- [PROBLEM STATEMENT]: Copy out the listing below, keeping every character as is.

- [DATA EXTRACTS]:
◆ ◆ ◆ ◆
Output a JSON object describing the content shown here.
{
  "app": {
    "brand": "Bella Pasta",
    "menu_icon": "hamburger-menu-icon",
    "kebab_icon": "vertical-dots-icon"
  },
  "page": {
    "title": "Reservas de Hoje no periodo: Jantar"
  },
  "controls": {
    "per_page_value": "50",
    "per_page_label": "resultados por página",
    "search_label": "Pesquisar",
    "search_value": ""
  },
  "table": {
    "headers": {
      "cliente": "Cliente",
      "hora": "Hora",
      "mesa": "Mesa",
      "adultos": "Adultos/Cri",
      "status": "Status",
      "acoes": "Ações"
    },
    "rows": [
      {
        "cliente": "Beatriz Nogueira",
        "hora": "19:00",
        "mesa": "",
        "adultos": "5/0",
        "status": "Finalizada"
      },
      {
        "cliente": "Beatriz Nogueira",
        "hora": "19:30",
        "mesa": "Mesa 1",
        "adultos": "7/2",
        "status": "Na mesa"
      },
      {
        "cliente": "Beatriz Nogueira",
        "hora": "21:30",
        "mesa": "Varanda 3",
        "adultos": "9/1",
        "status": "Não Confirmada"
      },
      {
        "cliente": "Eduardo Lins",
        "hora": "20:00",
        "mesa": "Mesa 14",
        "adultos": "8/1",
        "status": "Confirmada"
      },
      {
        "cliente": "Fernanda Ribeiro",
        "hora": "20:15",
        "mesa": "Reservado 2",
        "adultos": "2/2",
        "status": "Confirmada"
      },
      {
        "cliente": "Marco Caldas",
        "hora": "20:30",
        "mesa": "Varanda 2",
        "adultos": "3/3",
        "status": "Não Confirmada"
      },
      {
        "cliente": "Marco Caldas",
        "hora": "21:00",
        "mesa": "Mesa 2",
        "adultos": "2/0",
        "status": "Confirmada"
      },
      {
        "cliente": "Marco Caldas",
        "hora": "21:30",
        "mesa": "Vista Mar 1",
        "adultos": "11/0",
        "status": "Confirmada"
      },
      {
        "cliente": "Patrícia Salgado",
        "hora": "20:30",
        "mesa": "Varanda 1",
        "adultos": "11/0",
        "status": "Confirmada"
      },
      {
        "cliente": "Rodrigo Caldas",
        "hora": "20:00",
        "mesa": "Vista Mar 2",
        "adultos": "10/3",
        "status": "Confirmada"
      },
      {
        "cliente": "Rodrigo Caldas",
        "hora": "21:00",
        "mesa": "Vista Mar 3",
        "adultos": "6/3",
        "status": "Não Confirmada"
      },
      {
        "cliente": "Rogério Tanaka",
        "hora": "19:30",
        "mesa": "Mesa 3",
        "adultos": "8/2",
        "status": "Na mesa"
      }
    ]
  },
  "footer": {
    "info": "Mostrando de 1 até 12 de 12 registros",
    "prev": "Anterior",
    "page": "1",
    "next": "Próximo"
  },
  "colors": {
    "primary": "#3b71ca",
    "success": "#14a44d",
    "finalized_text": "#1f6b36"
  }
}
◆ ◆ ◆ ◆
- [ANSWER SECTION]:
Output a JSON object describing the content shown here.
{
  "app": {
    "brand": "Bella Pasta",
    "menu_icon": "hamburger-menu-icon",
    "kebab_icon": "vertical-dots-icon"
  },
  "page": {
    "title": "Reservas de Hoje no periodo: Jantar"
  },
  "controls": {
    "per_page_value": "50",
    "per_page_label": "resultados por página",
    "search_label": "Pesquisar",
    "search_value": ""
  },
  "table": {
    "headers": {
      "cliente": "Cliente",
      "hora": "Hora",
      "mesa": "Mesa",
      "adultos": "Adultos/Cri",
      "status": "Status",
      "acoes": "Ações"
    },
    "rows": [
      {
        "cliente": "Beatriz Nogueira",
        "hora": "19:00",
        "mesa": "",
        "adultos": "5/0",
        "status": "Finalizada"
      },
      {
        "cliente": "Beatriz Nogueira",
        "hora": "19:30",
        "mesa": "Mesa 1",
        "adultos": "7/2",
        "status": "Na mesa"
      },
      {
        "cliente": "Beatriz Nogueira",
        "hora": "21:30",
        "mesa": "Varanda 3",
        "adultos": "9/1",
        "status": "Não Confirmada"
      },
      {
        "cliente": "Eduardo Lins",
        "hora": "20:00",
        "mesa": "Mesa 14",
        "adultos": "8/1",
        "status": "Confirmada"
      },
      {
        "cliente": "Fernanda Ribeiro",
        "hora": "20:15",
        "mesa": "Reservado 2",
        "adultos": "2/2",
        "status": "Confirmada"
      },
      {
        "cliente": "Marco Caldas",
        "hora": "20:30",
        "mesa": "Varanda 2",
        "adultos": "3/3",
        "status": "Não Confirmada"
      },
      {
        "cliente": "Marco Caldas",
        "hora": "21:00",
        "mesa": "Mesa 2",
        "adultos": "2/0",
        "status": "Confirmada"
      },
      {
        "cliente": "Marco Caldas",
        "hora": "21:30",
        "mesa": "Vista Mar 1",
        "adultos": "11/0",
        "status": "Confirmada"
      },
      {
        "cliente": "Patrícia Salgado",
        "hora": "20:30",
        "mesa": "Varanda 1",
        "adultos": "11/0",
        "status": "Confirmada"
      },
      {
        "cliente": "Rodrigo Caldas",
        "hora": "20:00",
        "mesa": "Vista Mar 2",
        "adultos": "10/3",
        "status": "Confirmada"
      },
      {
        "cliente": "Rodrigo Caldas",
        "hora": "21:00",
        "mesa": "Vista Mar 3",
        "adultos": "6/3",
        "status": "Não Confirmada"
      },
      {
        "cliente": "Rogério Tanaka",
        "hora": "19:30",
        "mesa": "Mesa 3",
        "adultos": "8/2",
        "status": "Na mesa"
      }
    ]
  },
  "footer": {
    "info": "Mostrando de 1 até 12 de 12 registros",
    "prev": "Anterior",
    "page": "1",
    "next": "Próximo"
  },
  "colors": {
    "primary": "#3b71ca",
    "success": "#14a44d",
    "finalized_text": "#1f6b36"
  }
}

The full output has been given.